Britain has some of the least energy efficient housing in Europe[5], and for homes to become suitable for heat pumps, significant upgrades may be required. Around 25 million[6] homes do not have adequate insulation, and to bring a poorly insulated home up to scratch could cost thousands.

This may be a particular concern for off-grid properties, as rural homes are typically old and less energy efficient, making them more challenging to upgrade. For example, oil-heated homes are more likely to have solid walls, which are harder to insulate to a good standard. Solid wall insulation can cost anywhere between £5,000 and £11,000[7], and it can impact a home’s appearance, which can make it unattractive to homeowners.

Do you have the right radiators?

Because heat pumps operate at a lower temperature, they should be paired with low temperature radiators or underfloor heating. Unlike boilers, which switch on and off and let you heat a space very quickly, heat pumps are meant to stay on 24/7 – providing a comfortable and consistent ambient temperature. However, this does mean it can take longer to heat up your home. Conventional boilers will heat the water in your radiators up to 75°C, whereas a heat pump will ideally circulate hot water to radiators or underfloor heating at temperatures of between 35°C -45°C[8], when working at its most efficient mode.

If you don’t already have compatible low temperature radiators, you’ll need to factor this into the installation and cost.

Do you have the space?

Not all homes have adequate space for an air source heat pump. First, you need to be able to fit the unit outside, which may not be possible if you’re living in a flat or a terraced house with limited outdoor space. For it to effectively extract heat from the air, it needs to be in the right spot, with plenty of air flowing around it, plus it needs to be accessible for maintenance too. Some heat pump models can also be noisy when they’re working, so it’s worth considering the impact that it could have on you and your surroundings.

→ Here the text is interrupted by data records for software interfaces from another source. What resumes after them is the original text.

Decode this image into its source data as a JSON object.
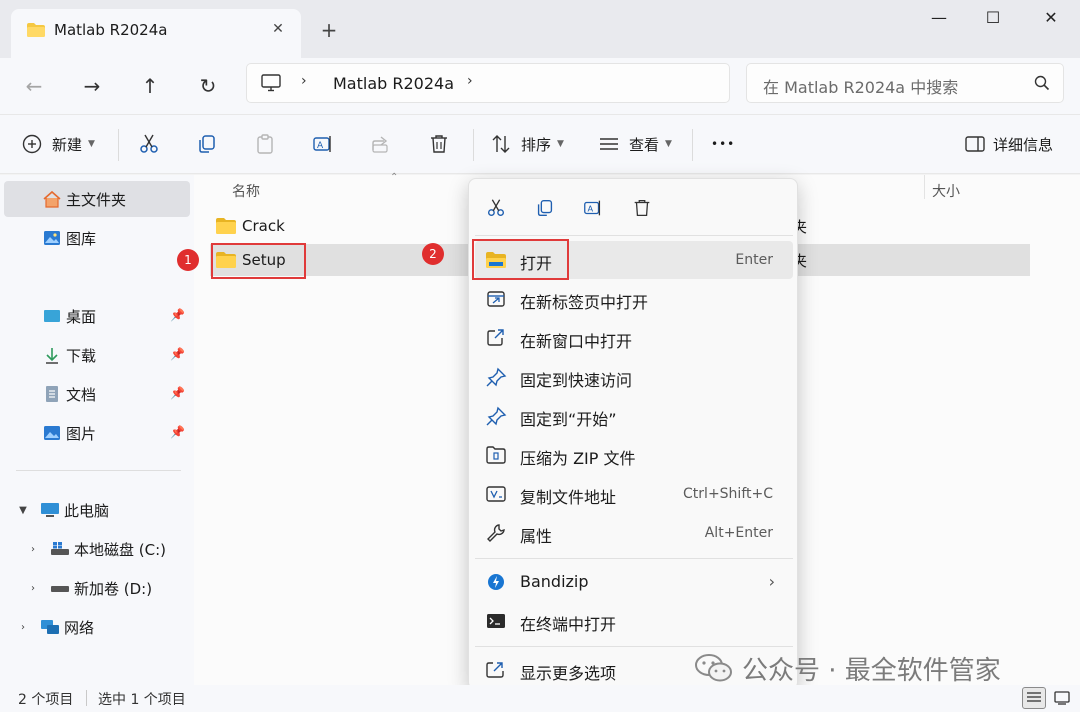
{
  "tab": {
    "title": "Matlab R2024a",
    "close": "✕",
    "new_tab": "+"
  },
  "window": {
    "minimize": "—",
    "maximize": "☐",
    "close": "✕"
  },
  "nav": {
    "back": "←",
    "forward": "→",
    "up": "↑",
    "refresh": "↻"
  },
  "address": {
    "chevron": "›",
    "path": "Matlab R2024a"
  },
  "search": {
    "placeholder": "在 Matlab R2024a 中搜索"
  },
  "toolbar": {
    "new_label": "新建",
    "sort_label": "排序",
    "view_label": "查看",
    "more": "•••",
    "details_label": "详细信息"
  },
  "sidebar": {
    "home": "主文件夹",
    "gallery": "图库",
    "desktop": "桌面",
    "downloads": "下载",
    "documents": "文档",
    "pictures": "图片",
    "this_pc": "此电脑",
    "local_disk": "本地磁盘 (C:)",
    "new_volume": "新加卷 (D:)",
    "network": "网络"
  },
  "main": {
    "columns": {
      "name": "名称",
      "size": "大小"
    },
    "rows": [
      {
        "name": "Crack",
        "type_fragment": "夹"
      },
      {
        "name": "Setup",
        "type_fragment": "夹"
      }
    ],
    "badges": [
      "1",
      "2"
    ]
  },
  "context_menu": {
    "items": [
      {
        "label": "打开",
        "shortcut": "Enter",
        "icon": "open-folder-icon"
      },
      {
        "label": "在新标签页中打开",
        "shortcut": "",
        "icon": "new-tab-icon"
      },
      {
        "label": "在新窗口中打开",
        "shortcut": "",
        "icon": "new-window-icon"
      },
      {
        "label": "固定到快速访问",
        "shortcut": "",
        "icon": "pin-icon"
      },
      {
        "label": "固定到“开始”",
        "shortcut": "",
        "icon": "pin-icon"
      },
      {
        "label": "压缩为 ZIP 文件",
        "shortcut": "",
        "icon": "zip-icon"
      },
      {
        "label": "复制文件地址",
        "shortcut": "Ctrl+Shift+C",
        "icon": "copy-path-icon"
      },
      {
        "label": "属性",
        "shortcut": "Alt+Enter",
        "icon": "wrench-icon"
      },
      {
        "label": "Bandizip",
        "shortcut": "",
        "icon": "bandizip-icon"
      },
      {
        "label": "在终端中打开",
        "shortcut": "",
        "icon": "terminal-icon"
      },
      {
        "label": "显示更多选项",
        "shortcut": "",
        "icon": "more-options-icon"
      }
    ],
    "submenu_arrow": "›"
  },
  "status": {
    "count": "2 个项目",
    "selected": "选中 1 个项目"
  },
  "watermark": {
    "text": "公众号 · 最全软件管家"
  },
  "colors": {
    "highlight": "#e03a3a",
    "folder": "#f5c842",
    "accent": "#1976d2"
  }
}
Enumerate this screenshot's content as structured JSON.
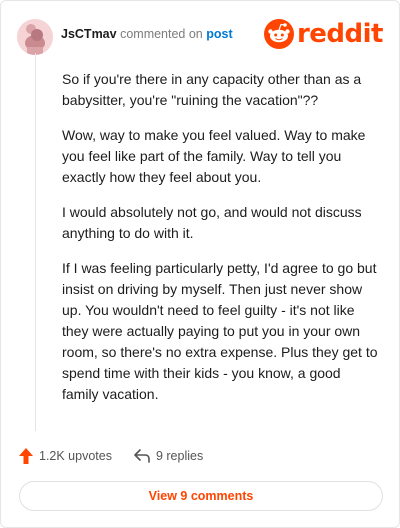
{
  "header": {
    "username": "JsCTmav",
    "action_text": "commented on",
    "post_link": "post",
    "logo_text": "reddit",
    "brand_color": "#ff4500"
  },
  "comment": {
    "paragraphs": [
      "So if you're there in any capacity other than as a babysitter, you're \"ruining the vacation\"??",
      "Wow, way to make you feel valued. Way to make you feel like part of the family. Way to tell you exactly how they feel about you.",
      "I would absolutely not go, and would not discuss anything to do with it.",
      "If I was feeling particularly petty, I'd agree to go but insist on driving by myself. Then just never show up. You wouldn't need to feel guilty - it's not like they were actually paying to put you in your own room, so there's no extra expense. Plus they get to spend time with their kids - you know, a good family vacation."
    ]
  },
  "actions": {
    "upvotes": "1.2K upvotes",
    "replies": "9 replies",
    "upvote_icon": "upvote-arrow-icon",
    "reply_icon": "reply-arrow-icon"
  },
  "footer": {
    "view_comments": "View 9 comments"
  }
}
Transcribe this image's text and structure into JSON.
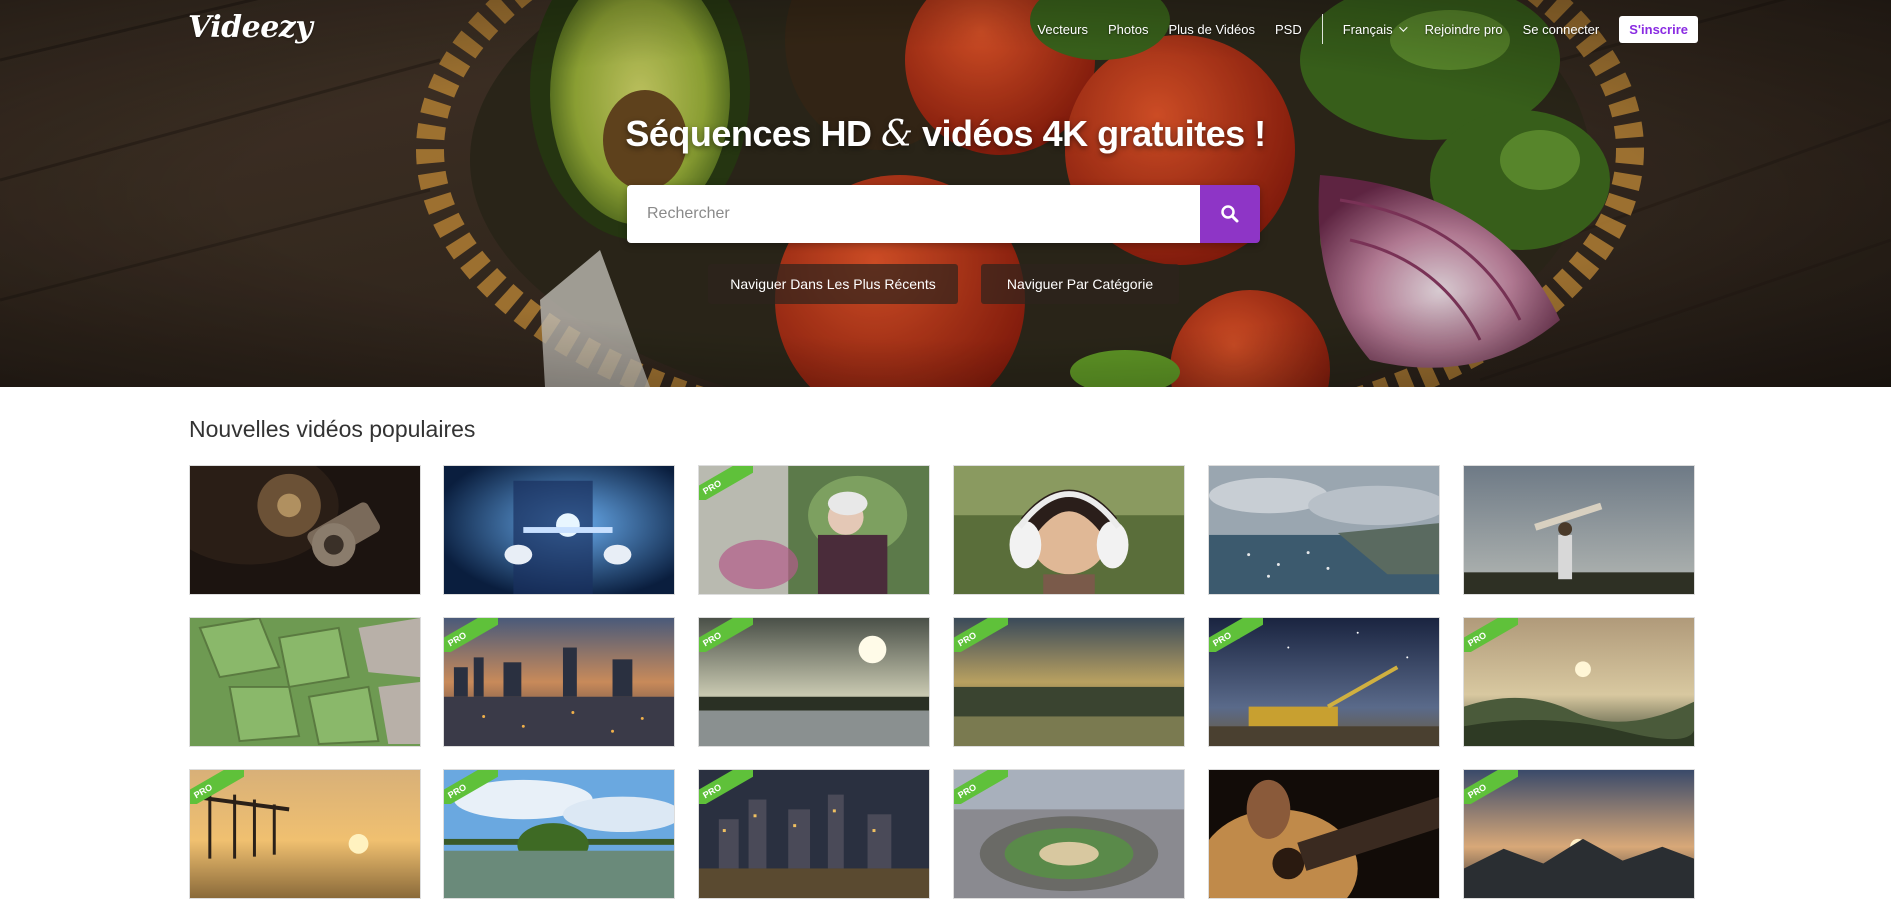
{
  "brand": {
    "logo_text": "Videezy"
  },
  "nav": {
    "links": [
      "Vecteurs",
      "Photos",
      "Plus de Vidéos",
      "PSD"
    ],
    "language": "Français",
    "join_pro": "Rejoindre pro",
    "login": "Se connecter",
    "signup": "S'inscrire"
  },
  "hero": {
    "title_before": "Séquences HD",
    "title_amp": "&",
    "title_after": "vidéos 4K gratuites !",
    "search_placeholder": "Rechercher",
    "browse_recent": "Naviguer Dans Les Plus Récents",
    "browse_category": "Naviguer Par Catégorie"
  },
  "section": {
    "title": "Nouvelles vidéos populaires"
  },
  "pro_label": "PRO",
  "colors": {
    "accent": "#8e35c6",
    "pro_badge": "#5fc13a"
  },
  "videos": [
    {
      "name": "vinyl-record-player",
      "pro": false
    },
    {
      "name": "hologram-tablet",
      "pro": false
    },
    {
      "name": "elderly-woman-garden",
      "pro": true
    },
    {
      "name": "girl-headphones",
      "pro": false
    },
    {
      "name": "harbor-bay",
      "pro": false
    },
    {
      "name": "man-airplane-sunset",
      "pro": false
    },
    {
      "name": "aerial-rice-fields",
      "pro": false
    },
    {
      "name": "city-dusk",
      "pro": true
    },
    {
      "name": "sunset-water-field",
      "pro": true
    },
    {
      "name": "river-sunset",
      "pro": true
    },
    {
      "name": "boat-night-sky",
      "pro": true
    },
    {
      "name": "misty-hills-sunrise",
      "pro": true
    },
    {
      "name": "pier-sunset",
      "pro": true
    },
    {
      "name": "tree-in-lake",
      "pro": true
    },
    {
      "name": "city-skyline-night",
      "pro": true
    },
    {
      "name": "roundabout-city",
      "pro": true
    },
    {
      "name": "guitar-closeup",
      "pro": false
    },
    {
      "name": "mountain-sunrise",
      "pro": true
    }
  ]
}
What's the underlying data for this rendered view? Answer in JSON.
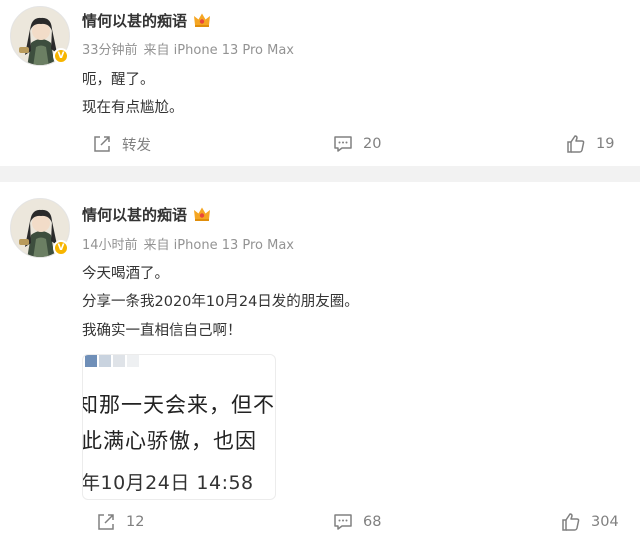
{
  "posts": [
    {
      "username": "情何以甚的痴语",
      "time": "33分钟前",
      "source": "来自 iPhone 13 Pro Max",
      "lines": [
        "呃，醒了。",
        "现在有点尴尬。"
      ],
      "actions": {
        "repost": "转发",
        "comment": "20",
        "like": "19"
      }
    },
    {
      "username": "情何以甚的痴语",
      "time": "14小时前",
      "source": "来自 iPhone 13 Pro Max",
      "lines": [
        "今天喝酒了。",
        "分享一条我2020年10月24日发的朋友圈。",
        "我确实一直相信自己啊！"
      ],
      "embed": {
        "line1": "知那一天会来，但不",
        "line2": "此满心骄傲，也因",
        "line3": "年10月24日 14:58"
      },
      "actions": {
        "repost": "12",
        "comment": "68",
        "like": "304"
      }
    }
  ],
  "icons": {
    "verified": "verified-badge-icon",
    "crown": "crown-icon",
    "repost": "repost-icon",
    "comment": "comment-icon",
    "like": "thumbs-up-icon"
  },
  "colors": {
    "username": "#333333",
    "meta": "#939393",
    "action": "#808080",
    "badge": "#f7b500"
  }
}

You’ll also require indoor space as well. Unlike boilers, which provide hot water on demand, with heat pumps, heat is stored in a hot water cylinder until it is needed. This means you’ll need to accommodate this hot water cylinder too, which can be challenging in smaller properties.

What’s the cost of the installation?

An air source heat pump can cost anywhere between £7,000 and £14,000[9] and costs can vary based on the system and complexity of the installation. It is a big investment for people, and that’s why the government is offering 90,000 homes in England and Wales grants of £5,000 as part of its Boiler Upgrade Scheme. As mentioned, you may also need to add on the cost of upgrading your home to this figure, to cover any insulation, double glazing, bigger radiators, or underfloor heating.

Would LPG/Bio-LPG be a better fit?

Heat pumps aren’t for everyone, and if you’re concerned about the suitability for your home, or the cost, then liquefied petroleum gas (LPG) and soon-to-come Bio-LPG (renewable green gas) could be the perfect solution for you.

Unlike heat pumps, LPG provides instant high temperature heating and hot water, which means it can be a more effective solution for harder to treat off-grid properties. Modern LPG boilers are efficient and relatively low cost, plus you may not require extra upgrades like insulation or low temperature radiators. You won’t need space for a hot water cylinder, and you won’t need to worry about any unwanted noise. 

LPG is cleaner and greener than other conventional off-grid fuels. In fact, if you’re currently running on oil, and have an ageing boiler, then you could make significant cost and carbon savings by making the switch. LPG produces 20%[10] fewer carbon emissions than heating oil and far fewer other nasty pollutants that impact air quality.

But if you’re looking for a renewable fuel, there’s good news. Bio-LPG is a lower carbon version of LPG. Once Bio-LPG is more readily available, you’ll be able to just drop this eco-friendly green gas into your existing LPG system without needing to make any changes or buy any new equipment. This means anyone running on LPG now, is perfectly set up for a renewable future.

Want to find out more? Contact our energy experts on 0800 023 23 32 or get a quote today.










[10] BEIS Greenhouse Gas Reporting: Conversion Factors 2019